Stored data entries

Content starts

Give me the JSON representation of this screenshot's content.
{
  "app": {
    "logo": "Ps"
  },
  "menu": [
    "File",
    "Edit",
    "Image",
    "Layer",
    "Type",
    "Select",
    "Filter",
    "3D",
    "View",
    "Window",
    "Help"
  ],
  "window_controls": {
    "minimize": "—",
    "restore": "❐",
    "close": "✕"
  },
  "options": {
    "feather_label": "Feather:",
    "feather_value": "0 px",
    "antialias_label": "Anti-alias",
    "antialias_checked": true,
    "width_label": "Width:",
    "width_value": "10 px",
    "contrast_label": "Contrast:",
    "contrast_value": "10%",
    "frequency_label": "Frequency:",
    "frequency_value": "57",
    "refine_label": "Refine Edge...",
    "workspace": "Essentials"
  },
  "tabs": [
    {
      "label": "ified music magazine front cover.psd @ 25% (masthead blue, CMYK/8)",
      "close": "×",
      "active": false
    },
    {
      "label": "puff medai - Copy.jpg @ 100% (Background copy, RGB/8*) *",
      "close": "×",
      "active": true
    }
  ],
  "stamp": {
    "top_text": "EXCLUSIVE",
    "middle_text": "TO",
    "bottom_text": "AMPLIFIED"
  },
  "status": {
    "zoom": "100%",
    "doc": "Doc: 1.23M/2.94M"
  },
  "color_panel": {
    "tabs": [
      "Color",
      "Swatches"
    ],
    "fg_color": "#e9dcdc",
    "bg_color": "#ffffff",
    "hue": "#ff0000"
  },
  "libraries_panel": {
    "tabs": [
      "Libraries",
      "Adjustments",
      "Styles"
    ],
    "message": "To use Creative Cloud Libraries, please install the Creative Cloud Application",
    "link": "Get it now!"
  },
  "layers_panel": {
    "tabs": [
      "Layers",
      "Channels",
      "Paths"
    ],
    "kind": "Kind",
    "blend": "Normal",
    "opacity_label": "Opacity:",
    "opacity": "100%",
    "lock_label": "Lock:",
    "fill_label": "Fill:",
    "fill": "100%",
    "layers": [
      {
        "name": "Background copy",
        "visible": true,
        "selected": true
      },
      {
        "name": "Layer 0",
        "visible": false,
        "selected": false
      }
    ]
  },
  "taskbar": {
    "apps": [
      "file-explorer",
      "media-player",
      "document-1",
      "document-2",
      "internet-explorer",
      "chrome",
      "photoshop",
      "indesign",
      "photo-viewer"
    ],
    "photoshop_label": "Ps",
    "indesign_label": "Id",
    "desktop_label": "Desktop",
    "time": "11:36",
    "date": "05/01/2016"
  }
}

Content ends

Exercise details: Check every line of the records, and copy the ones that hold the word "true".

Answer section:
    "antialias_checked": true,
      "active": true
        "visible": true,
        "selected": true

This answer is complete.